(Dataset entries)
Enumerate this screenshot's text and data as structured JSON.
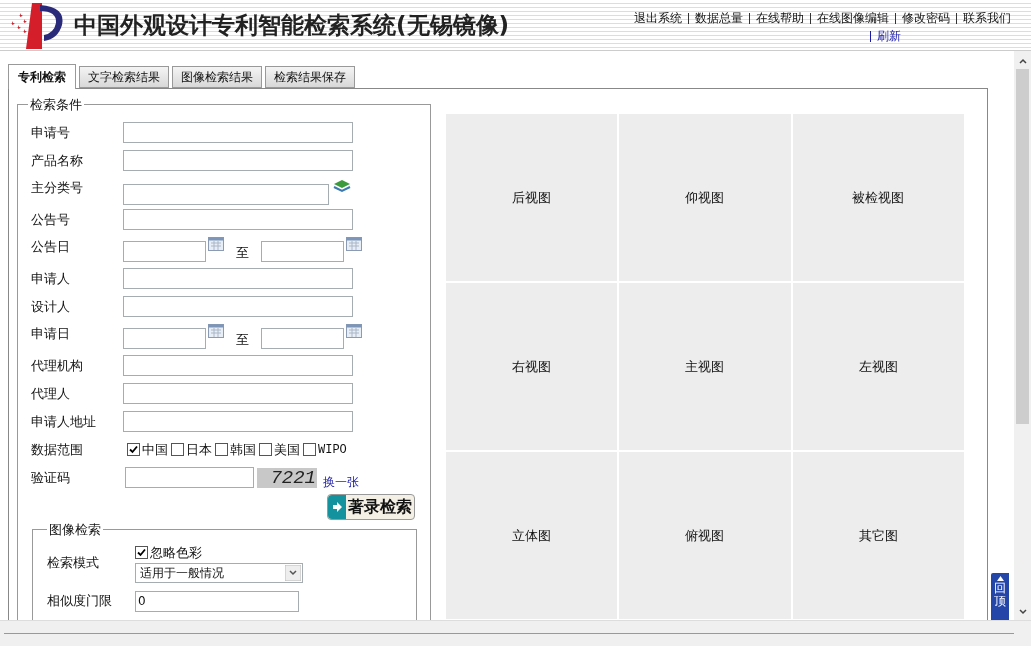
{
  "header": {
    "title": "中国外观设计专利智能检索系统(无锡镜像)",
    "links": [
      "退出系统",
      "数据总量",
      "在线帮助",
      "在线图像编辑",
      "修改密码",
      "联系我们"
    ],
    "refresh": "刷新"
  },
  "tabs": [
    {
      "label": "专利检索",
      "selected": true
    },
    {
      "label": "文字检索结果",
      "selected": false
    },
    {
      "label": "图像检索结果",
      "selected": false
    },
    {
      "label": "检索结果保存",
      "selected": false
    }
  ],
  "criteria": {
    "legend": "检索条件",
    "rows": [
      {
        "kind": "text",
        "label": "申请号"
      },
      {
        "kind": "text",
        "label": "产品名称"
      },
      {
        "kind": "classify",
        "label": "主分类号"
      },
      {
        "kind": "text",
        "label": "公告号"
      },
      {
        "kind": "date_range",
        "label": "公告日",
        "separator": "至"
      },
      {
        "kind": "text",
        "label": "申请人"
      },
      {
        "kind": "text",
        "label": "设计人"
      },
      {
        "kind": "date_range",
        "label": "申请日",
        "separator": "至"
      },
      {
        "kind": "text",
        "label": "代理机构"
      },
      {
        "kind": "text",
        "label": "代理人"
      },
      {
        "kind": "text",
        "label": "申请人地址"
      },
      {
        "kind": "checkboxes",
        "label": "数据范围",
        "options": [
          {
            "label": "中国",
            "checked": true
          },
          {
            "label": "日本",
            "checked": false
          },
          {
            "label": "韩国",
            "checked": false
          },
          {
            "label": "美国",
            "checked": false
          },
          {
            "label": "WIPO",
            "checked": false
          }
        ]
      },
      {
        "kind": "captcha",
        "label": "验证码",
        "code": "7221",
        "refresh": "换一张"
      }
    ],
    "search_button": "著录检索"
  },
  "image_search": {
    "legend": "图像检索",
    "mode_label": "检索模式",
    "ignore_color": {
      "label": "忽略色彩",
      "checked": true
    },
    "mode_value": "适用于一般情况",
    "threshold_label": "相似度门限",
    "threshold_value": "0"
  },
  "views": [
    "后视图",
    "仰视图",
    "被检视图",
    "右视图",
    "主视图",
    "左视图",
    "立体图",
    "俯视图",
    "其它图"
  ],
  "back_to_top": "回顶"
}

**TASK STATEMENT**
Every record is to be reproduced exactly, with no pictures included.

**RESPONSE TO THE EXERCISE**
Enumerate this screenshot's text and data as structured JSON.
{
  "header": {
    "title": "中国外观设计专利智能检索系统(无锡镜像)",
    "links": [
      "退出系统",
      "数据总量",
      "在线帮助",
      "在线图像编辑",
      "修改密码",
      "联系我们"
    ],
    "refresh": "刷新"
  },
  "tabs": [
    {
      "label": "专利检索",
      "selected": true
    },
    {
      "label": "文字检索结果",
      "selected": false
    },
    {
      "label": "图像检索结果",
      "selected": false
    },
    {
      "label": "检索结果保存",
      "selected": false
    }
  ],
  "criteria": {
    "legend": "检索条件",
    "rows": [
      {
        "kind": "text",
        "label": "申请号"
      },
      {
        "kind": "text",
        "label": "产品名称"
      },
      {
        "kind": "classify",
        "label": "主分类号"
      },
      {
        "kind": "text",
        "label": "公告号"
      },
      {
        "kind": "date_range",
        "label": "公告日",
        "separator": "至"
      },
      {
        "kind": "text",
        "label": "申请人"
      },
      {
        "kind": "text",
        "label": "设计人"
      },
      {
        "kind": "date_range",
        "label": "申请日",
        "separator": "至"
      },
      {
        "kind": "text",
        "label": "代理机构"
      },
      {
        "kind": "text",
        "label": "代理人"
      },
      {
        "kind": "text",
        "label": "申请人地址"
      },
      {
        "kind": "checkboxes",
        "label": "数据范围",
        "options": [
          {
            "label": "中国",
            "checked": true
          },
          {
            "label": "日本",
            "checked": false
          },
          {
            "label": "韩国",
            "checked": false
          },
          {
            "label": "美国",
            "checked": false
          },
          {
            "label": "WIPO",
            "checked": false
          }
        ]
      },
      {
        "kind": "captcha",
        "label": "验证码",
        "code": "7221",
        "refresh": "换一张"
      }
    ],
    "search_button": "著录检索"
  },
  "image_search": {
    "legend": "图像检索",
    "mode_label": "检索模式",
    "ignore_color": {
      "label": "忽略色彩",
      "checked": true
    },
    "mode_value": "适用于一般情况",
    "threshold_label": "相似度门限",
    "threshold_value": "0"
  },
  "views": [
    "后视图",
    "仰视图",
    "被检视图",
    "右视图",
    "主视图",
    "左视图",
    "立体图",
    "俯视图",
    "其它图"
  ],
  "back_to_top": "回顶"
}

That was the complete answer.